Week 7 – Online winter retreat, presented by Deer Park Monastery. To follow along copy and paste this in your browser, there are talks, questions and readings posted every week: http://deerparkmonastery.org/teachings/the-ten-gates-online-course-winter-2012-2013/the-ten-gates-online-course-winter-2012-2013
My notes from Brother Phap Hai’s talk:
There is no way home, home is the way.
“I walk for you,” Thay.
The 4 great buddhist archetypes (to cultivate in our own mind of bodhicitta): Manjushri: great understanding, Samantabhadra: great action, Avalokiteshvara: great compassion, Khistigarba: great vow.
The 6 crossings over (paramitas): generosity (material, dharma, non-fear), mindfulness trainings (three cumulative pure precepts: refraining from harmful actions of body, speech and mind, cultivating wholesome seeds in self and others, benefit all beings), inclusiveness (open heart, present with conditions as they are – to be patient with anyone regardless of their situation), diligence, meditation (quality of mind that embraces all and excludes none – our meditation is our daily life, not just on the cushion), and insight (seeing things as they really all – the mother of all the buddhas). The paramitas are the petals of a flower – when we cultivate one we cultivate the others. We can chose to make them the framework of our raft.
1) Do I notice any “flower” moments this week? What are some situations where I am called to a deeper understanding, a widening of my heart?
As described in the talk offered by Brother Phap Hai a flower moment is one where the true nature of something is revealed. I noticed many flower moments this week. I am currently visiting my family on the east coast where I was born and raised. In the past when I’ve come home to visit it has been a little stressful trying to see as many people as possible in a short amount of time, always feeling like I’m not spending enough time with this person or that person, getting swept away by the fast paced culture here, and getting wrapped up in my stories and judgements of a myriad of things. This visit has been different. I feel much more relaxed. I’ve been practicing deeply to simply go with the flow, to release my judgements and to embrace. Embrace myself, my surroundings (whatever they are), my family and all of the energies that are floating, whizzing or rocketing around. Seeing my old stomping grounds as a beautiful and deep part of myself has helped to transform the relationship I have with this area, which up until now was quite strained.

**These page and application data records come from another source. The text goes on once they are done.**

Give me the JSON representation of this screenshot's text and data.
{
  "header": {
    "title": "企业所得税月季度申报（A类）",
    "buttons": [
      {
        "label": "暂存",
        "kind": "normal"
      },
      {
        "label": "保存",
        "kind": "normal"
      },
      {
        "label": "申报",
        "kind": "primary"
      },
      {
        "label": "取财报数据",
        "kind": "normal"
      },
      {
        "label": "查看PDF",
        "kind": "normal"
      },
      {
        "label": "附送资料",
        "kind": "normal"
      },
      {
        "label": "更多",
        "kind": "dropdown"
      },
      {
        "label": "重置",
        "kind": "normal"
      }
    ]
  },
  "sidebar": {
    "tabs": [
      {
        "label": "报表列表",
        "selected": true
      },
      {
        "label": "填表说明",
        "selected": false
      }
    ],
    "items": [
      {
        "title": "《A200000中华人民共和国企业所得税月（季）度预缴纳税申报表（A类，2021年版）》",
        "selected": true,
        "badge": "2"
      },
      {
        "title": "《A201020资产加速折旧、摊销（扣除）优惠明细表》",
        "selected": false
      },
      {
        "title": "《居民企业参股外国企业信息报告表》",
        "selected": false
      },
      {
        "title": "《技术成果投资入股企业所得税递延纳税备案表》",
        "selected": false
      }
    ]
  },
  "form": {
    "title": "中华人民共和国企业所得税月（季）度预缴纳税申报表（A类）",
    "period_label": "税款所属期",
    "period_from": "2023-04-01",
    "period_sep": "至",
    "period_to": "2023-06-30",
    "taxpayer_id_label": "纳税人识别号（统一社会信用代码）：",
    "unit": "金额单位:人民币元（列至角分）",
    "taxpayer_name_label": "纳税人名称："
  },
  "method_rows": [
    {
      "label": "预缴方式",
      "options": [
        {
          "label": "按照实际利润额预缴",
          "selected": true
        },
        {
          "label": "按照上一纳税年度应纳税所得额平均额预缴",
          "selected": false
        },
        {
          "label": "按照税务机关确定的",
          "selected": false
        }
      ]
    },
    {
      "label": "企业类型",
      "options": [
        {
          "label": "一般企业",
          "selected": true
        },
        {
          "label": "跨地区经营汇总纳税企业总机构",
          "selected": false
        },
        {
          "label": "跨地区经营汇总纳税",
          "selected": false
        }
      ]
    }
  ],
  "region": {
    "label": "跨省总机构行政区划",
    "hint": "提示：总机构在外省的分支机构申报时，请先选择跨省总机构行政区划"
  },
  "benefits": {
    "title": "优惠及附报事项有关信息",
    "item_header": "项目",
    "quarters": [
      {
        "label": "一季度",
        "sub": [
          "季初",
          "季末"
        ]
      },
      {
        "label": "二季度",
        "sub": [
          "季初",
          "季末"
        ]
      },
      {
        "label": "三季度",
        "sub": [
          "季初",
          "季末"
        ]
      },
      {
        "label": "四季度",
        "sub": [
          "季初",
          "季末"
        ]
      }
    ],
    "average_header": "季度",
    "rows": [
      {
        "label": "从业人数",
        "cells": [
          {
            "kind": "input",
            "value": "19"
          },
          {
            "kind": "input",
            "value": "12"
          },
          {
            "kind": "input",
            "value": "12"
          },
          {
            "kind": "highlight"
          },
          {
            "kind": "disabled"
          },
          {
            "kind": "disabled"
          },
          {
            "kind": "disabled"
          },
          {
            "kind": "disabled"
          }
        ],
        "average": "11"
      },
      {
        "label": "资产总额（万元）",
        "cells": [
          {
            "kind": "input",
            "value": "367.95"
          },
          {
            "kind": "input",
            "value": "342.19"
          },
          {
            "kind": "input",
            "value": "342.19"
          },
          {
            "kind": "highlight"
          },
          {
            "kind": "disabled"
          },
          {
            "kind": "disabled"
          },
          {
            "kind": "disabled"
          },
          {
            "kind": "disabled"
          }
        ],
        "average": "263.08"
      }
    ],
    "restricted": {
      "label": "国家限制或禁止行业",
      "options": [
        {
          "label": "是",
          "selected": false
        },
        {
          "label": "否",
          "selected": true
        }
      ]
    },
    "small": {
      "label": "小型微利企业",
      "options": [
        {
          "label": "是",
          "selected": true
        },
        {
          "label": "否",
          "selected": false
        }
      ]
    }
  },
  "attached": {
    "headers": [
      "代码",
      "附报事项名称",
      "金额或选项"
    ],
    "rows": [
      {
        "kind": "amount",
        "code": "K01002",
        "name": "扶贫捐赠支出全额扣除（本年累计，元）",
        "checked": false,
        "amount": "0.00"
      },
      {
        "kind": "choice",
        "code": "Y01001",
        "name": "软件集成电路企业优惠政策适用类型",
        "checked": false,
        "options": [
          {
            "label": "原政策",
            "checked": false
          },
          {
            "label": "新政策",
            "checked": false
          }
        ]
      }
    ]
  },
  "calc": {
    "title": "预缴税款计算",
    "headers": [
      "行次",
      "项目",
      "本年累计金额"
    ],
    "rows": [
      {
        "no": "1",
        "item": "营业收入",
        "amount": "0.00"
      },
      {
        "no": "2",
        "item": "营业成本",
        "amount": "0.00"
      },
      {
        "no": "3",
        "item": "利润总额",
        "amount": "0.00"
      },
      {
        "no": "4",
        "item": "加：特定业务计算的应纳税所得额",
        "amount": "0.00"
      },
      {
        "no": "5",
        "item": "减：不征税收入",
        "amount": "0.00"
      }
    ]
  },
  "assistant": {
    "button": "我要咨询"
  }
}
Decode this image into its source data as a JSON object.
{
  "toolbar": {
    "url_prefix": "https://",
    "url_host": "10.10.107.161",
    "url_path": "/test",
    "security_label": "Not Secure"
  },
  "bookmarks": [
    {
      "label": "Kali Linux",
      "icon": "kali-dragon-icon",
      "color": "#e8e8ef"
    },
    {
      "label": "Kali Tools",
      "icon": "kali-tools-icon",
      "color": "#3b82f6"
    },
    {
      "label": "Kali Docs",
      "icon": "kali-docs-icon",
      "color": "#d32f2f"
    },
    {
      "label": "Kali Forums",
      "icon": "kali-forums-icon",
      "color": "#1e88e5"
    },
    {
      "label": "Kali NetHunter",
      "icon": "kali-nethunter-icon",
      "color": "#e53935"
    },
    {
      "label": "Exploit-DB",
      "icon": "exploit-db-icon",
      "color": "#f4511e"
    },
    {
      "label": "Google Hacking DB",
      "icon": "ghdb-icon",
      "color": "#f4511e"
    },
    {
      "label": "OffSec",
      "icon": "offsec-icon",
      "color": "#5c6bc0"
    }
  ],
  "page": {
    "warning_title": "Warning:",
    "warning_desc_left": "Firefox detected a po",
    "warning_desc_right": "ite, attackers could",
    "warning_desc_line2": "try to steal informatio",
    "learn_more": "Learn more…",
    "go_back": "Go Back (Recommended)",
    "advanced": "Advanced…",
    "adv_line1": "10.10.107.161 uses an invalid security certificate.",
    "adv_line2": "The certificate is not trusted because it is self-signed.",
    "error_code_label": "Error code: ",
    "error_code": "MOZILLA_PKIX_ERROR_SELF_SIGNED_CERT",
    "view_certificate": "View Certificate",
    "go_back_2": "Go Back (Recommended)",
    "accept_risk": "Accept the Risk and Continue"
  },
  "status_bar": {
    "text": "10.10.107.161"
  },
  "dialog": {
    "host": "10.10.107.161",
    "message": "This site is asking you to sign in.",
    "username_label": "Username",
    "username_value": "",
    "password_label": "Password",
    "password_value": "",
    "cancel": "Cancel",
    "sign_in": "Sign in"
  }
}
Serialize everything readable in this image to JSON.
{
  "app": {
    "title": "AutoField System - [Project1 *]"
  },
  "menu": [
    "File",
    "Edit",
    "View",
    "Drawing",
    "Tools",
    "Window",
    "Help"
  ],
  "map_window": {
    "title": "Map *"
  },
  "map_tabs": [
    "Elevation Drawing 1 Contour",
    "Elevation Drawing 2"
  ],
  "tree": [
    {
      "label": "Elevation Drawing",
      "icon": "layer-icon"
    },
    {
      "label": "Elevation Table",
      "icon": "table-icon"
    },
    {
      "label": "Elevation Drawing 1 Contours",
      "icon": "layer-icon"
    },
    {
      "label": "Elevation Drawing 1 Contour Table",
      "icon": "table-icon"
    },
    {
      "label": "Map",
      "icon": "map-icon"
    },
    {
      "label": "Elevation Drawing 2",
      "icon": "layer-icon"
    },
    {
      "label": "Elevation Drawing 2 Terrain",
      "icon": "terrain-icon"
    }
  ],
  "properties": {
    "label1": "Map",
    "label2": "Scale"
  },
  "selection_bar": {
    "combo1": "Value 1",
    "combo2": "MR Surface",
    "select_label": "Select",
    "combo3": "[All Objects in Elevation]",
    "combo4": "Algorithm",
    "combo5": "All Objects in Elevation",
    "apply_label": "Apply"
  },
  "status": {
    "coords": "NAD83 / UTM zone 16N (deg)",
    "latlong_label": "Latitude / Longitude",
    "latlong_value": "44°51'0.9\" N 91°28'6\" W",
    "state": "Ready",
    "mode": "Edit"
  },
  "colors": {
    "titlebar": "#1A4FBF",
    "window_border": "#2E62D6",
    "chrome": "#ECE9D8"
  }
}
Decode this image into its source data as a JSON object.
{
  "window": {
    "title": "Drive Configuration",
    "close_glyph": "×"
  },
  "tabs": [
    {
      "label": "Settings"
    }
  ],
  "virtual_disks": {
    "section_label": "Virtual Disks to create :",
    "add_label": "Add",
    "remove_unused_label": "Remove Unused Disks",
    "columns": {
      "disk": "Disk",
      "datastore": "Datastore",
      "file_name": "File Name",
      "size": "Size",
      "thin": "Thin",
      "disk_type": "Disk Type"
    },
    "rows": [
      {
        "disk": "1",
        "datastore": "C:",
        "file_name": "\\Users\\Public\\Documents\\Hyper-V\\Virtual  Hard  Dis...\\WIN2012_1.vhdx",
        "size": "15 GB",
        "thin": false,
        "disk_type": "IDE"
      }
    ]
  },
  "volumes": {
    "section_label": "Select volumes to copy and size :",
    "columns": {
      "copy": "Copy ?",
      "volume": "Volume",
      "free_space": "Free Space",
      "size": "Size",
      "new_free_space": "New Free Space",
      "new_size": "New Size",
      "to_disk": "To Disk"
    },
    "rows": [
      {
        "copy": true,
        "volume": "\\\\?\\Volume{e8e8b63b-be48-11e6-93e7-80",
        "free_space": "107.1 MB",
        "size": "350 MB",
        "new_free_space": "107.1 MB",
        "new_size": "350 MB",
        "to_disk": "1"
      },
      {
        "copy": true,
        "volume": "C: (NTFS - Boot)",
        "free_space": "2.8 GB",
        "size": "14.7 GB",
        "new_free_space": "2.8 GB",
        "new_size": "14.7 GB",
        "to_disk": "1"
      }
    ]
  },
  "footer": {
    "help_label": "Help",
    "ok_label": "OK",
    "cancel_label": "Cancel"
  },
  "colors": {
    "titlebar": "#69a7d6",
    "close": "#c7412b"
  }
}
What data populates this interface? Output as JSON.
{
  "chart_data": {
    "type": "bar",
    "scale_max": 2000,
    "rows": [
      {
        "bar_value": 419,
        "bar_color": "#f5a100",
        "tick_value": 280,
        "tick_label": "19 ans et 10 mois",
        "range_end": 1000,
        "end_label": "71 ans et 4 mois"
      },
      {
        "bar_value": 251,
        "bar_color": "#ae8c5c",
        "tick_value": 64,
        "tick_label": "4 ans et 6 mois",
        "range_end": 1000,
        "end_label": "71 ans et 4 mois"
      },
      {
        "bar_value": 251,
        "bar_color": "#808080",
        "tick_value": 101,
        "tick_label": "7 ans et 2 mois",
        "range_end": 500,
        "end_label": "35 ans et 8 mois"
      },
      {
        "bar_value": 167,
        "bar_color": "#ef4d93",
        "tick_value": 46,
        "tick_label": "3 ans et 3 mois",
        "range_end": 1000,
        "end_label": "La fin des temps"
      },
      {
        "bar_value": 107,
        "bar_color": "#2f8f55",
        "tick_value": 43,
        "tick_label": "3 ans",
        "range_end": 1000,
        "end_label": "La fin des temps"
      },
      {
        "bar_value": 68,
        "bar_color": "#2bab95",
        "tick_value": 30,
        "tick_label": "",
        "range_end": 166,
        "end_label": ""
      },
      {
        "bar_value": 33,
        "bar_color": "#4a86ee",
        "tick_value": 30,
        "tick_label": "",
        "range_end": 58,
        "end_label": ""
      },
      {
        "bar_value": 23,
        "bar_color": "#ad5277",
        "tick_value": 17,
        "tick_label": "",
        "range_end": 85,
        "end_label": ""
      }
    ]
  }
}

I am called to a deeper understanding and widening of the heart when it comes to stepping out of my comfort zone. I very much enjoy seeing the transformation of a once awkward or challenging situation into a comfortable one with joy and ease.
2) Reflecting on the paramitas – which one(s) are most present for me in my practice and daily life at this time?
Inclusiveness is alive for me right now and has been in the past week. Being with situations as they are, being with people as they are. One of the great fruits of the practice is the cultivation of ease and comfort in a variety of situations. And I’ve been enjoying seeing this process unfold.
3) Take some time, just as mentioned in the podcast to reflect concretely on the interconnectedness of the paramitas and how they manifest themselves in your practice.. e.g. How is generosity a part of the mindfulness trainings, how is inclusiveness part of the trainings etc, until you have looked at all of them and their different manifestations. This is a really interesting reflection and you are going to discover many aspects to your practice and motivation that you hadn’t touched until now! Enjoy!
4) What does compassion mean to me? How does compassion manifest in my life?
Compassion is how I relate to others in a way that expresses my care, understanding and support. I practice to stay in touch with both the joys and suffering that exist, to look at things deeply and keep an open mind. Compassion is cultivated through my mindfulness and meditation practice and manifests through my relationships to both myself and my surroundings.
5) In the Discourse on the Eight Realizations of Great Beings, what does “to suffer with all beings” mean to me?
To me this means to stay in touch with suffering, to not turn away from it. It means to practice looking deeply to see the causes and conditions of suffering and to embrace it fully as a part of life. It also means to offer support and care to those who suffer, to help show them how to transform their suffering to become light and free and joyful.
Create space and time this week for walking meditation. Space set aside, and also a natural practice of embodied walking as you move through your day. Notice times and spaces where you feel relaxed and unhurried, and situations where you feel rushed and “pressed.”